Think in terms of grants and not bake sales
Elgin joined the Department of Biology at WashU in 1981 and became a full professor in 1984. She was installed as the inaugural Viktor Hamburger Distinguished Professor in Arts & Sciences in 2006. She is a professor of biology and of education, both in Arts & Sciences, and of genetics and biochemistry, in the School of Medicine.
In the late 1980s, she founded the Office of Science Outreach, which initially started as an informal science education partnership with her children’s School District in University City. It brought WashU science faculty into schools to provide students with interactive environmental science and genetics projects. That effort evolved into its present-day form – the Institute for School Partnership (ISP), led by Victoria L. May.

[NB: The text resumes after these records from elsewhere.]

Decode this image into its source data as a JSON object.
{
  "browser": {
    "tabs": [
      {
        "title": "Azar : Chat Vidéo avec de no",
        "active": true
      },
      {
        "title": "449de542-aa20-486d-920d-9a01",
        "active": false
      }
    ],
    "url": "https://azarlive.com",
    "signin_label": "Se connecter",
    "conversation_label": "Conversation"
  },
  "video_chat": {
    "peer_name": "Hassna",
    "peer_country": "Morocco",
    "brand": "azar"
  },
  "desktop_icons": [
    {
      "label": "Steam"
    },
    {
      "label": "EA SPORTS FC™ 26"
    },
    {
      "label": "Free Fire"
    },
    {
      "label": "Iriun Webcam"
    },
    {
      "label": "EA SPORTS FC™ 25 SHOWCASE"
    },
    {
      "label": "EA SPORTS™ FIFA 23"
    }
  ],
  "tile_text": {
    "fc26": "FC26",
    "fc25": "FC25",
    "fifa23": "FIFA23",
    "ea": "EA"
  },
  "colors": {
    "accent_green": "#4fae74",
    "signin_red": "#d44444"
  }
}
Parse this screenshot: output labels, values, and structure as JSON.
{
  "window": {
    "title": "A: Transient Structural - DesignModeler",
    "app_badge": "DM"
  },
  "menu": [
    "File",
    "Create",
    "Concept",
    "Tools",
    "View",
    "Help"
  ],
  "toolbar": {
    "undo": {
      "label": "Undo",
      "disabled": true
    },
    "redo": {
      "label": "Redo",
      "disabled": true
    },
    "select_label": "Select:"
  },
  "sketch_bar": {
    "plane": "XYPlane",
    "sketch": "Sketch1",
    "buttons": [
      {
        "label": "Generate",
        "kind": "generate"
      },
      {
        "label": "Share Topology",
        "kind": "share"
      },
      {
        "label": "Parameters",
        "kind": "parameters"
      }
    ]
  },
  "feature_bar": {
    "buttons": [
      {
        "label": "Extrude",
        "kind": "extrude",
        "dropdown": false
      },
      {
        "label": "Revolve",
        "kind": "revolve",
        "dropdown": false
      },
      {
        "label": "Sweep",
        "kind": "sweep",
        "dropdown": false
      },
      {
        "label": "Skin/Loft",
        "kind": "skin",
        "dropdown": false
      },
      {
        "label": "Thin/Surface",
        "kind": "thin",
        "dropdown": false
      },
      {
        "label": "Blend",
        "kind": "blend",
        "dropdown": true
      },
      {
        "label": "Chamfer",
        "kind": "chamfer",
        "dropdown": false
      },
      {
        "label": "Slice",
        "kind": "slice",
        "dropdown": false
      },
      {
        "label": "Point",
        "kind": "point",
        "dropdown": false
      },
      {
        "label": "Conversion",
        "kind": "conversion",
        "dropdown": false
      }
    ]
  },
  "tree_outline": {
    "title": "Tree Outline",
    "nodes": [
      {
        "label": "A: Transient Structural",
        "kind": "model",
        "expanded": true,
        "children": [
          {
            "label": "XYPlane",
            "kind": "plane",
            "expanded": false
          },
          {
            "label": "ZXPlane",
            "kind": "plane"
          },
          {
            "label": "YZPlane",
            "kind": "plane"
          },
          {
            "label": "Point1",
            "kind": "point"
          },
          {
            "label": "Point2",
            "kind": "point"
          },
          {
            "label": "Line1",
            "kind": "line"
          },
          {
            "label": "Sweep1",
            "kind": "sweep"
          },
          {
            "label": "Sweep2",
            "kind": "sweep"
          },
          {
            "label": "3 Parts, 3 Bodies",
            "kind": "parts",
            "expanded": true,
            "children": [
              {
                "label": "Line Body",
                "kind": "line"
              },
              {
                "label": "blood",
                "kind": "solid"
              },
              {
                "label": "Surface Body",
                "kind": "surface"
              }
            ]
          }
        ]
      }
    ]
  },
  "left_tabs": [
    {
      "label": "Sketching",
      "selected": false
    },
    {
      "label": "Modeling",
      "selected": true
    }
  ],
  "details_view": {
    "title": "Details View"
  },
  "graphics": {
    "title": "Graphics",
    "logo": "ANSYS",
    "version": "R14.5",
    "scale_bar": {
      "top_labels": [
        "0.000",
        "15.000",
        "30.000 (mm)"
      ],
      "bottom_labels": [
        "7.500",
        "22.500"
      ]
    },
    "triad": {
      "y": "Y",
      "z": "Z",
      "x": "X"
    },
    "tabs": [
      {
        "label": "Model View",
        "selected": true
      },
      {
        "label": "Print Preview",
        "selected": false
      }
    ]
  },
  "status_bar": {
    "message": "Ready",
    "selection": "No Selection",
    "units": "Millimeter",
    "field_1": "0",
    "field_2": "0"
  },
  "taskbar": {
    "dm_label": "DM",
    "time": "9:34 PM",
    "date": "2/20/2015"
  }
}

“My greatest gift to U City was to support them in thinking in terms of grants and not bake sales,” she explains, a strategy they had been developing with success.
Elgin officially stepped down from the partnership in 2004. Since its inception nearly 30 years ago, it has grown exponentially. Its programs now reach more than 2,500 teachers, 400 administrators and 100,000 students each year.
She gives a lot of credit for its progress and success to May.
“Vicki has exceptional organizational and people skills,” Elgin says. “She is a master at connecting with all the different levels at the school districts. She can talk to teachers and administrators. She can do it all! She has been able to draw in WashU faculty, gain the trust of the community and funders, while maintaining a quality product.”
May easily returns the compliment calling Elgin a true pioneer, not only in her research, but in her creative approach and dedication to teaching.
“Sally’s work transformed the science experience for many students,” says May. “Thanks to her foresight, the ISP flourished, becoming one of the nation’s largest initiatives to improve the quality of science and math education in the public schools. None of this would exist if it hadn’t been for Sally’s efforts decades ago to implement a novel ‘hands-on’ science curriculum in her children’s school district.”
In her retirement, Elgin plans to relocate to Berkeley, California. She is looking into two possibilities for volunteer science education work, and with a new granddaughter, should soon be able to build contacts with the school district.
As her academic career winds down, Elgin continues to amass awards. It was recently announced that she will receive Washington University’s Arthur Holly Compton Faculty Achievement Award. The award celebrates individuals who have creatively and diligently to discover and disseminate new knowledge that brings great benefit to society. In addition, Elgin was selected to receive the University’s Gerry and Bob Virgil Ethic of Service Award this year. The award recognizes a member of the WashU community who exemplifies a character of service and contribution to the St. Louis region.
April 2018 | by, Myra Lopez